Originally Posted by denverd0n
I'm not so sure that vibration would be that much of a problem.
I think it would be a definite problem.
That heavy magnet and piston assembly travel back and forth at reciprocating engine speeds, with no countervailing motion to cancel it out. If it were run as a single cylinder, as in the drawing, it would pound like a jackhammer, gas spring or not. The lighter the entire unit, the worse it would react to these forces.
Look at an engine's crankshaft, there are heavy counterweights designed to cancel out the reciprocating forces of the piston, wrist pin and connecting rod on each crank throw at a chosen RPM. Without them, any engine would hammer itself to pieces.
This device is just an engineering prototype, with no attention paid to this problem at all.

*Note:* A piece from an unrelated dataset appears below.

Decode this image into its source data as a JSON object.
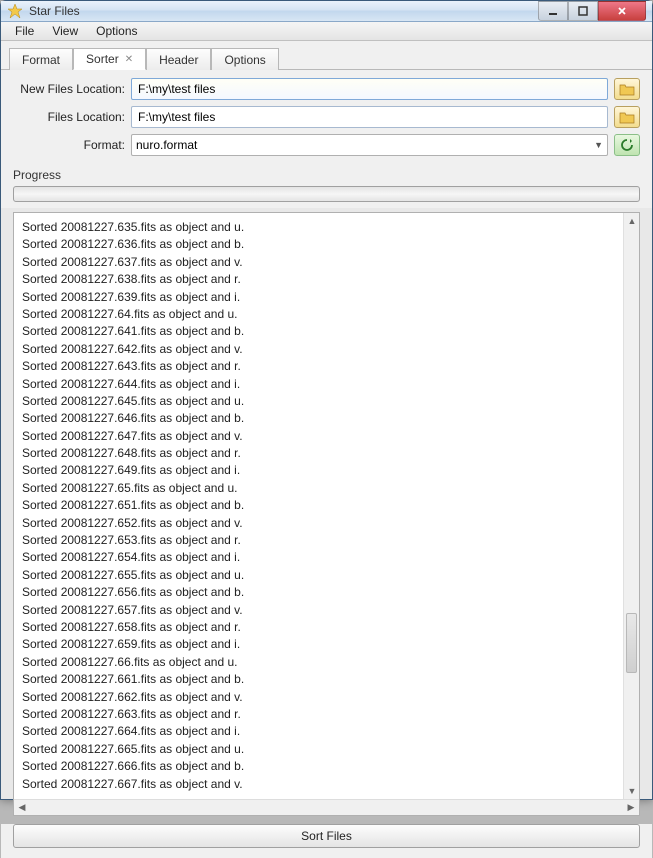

It would require a lot of loc-tite and rubber mounts at least.
I didn't mention it before, but how is the desired frequency obtained? It is easy to govern an engine to run at an RPM that makes generating the desired frequency simple. Maintaining a steady freq output under varying loads, without any flywheel effect means a precision fuel injection and air metering computer has to do the job.
I like the gas turbine idea mentioned earlier, if one can be built to sip fuel.
Now that would be smooth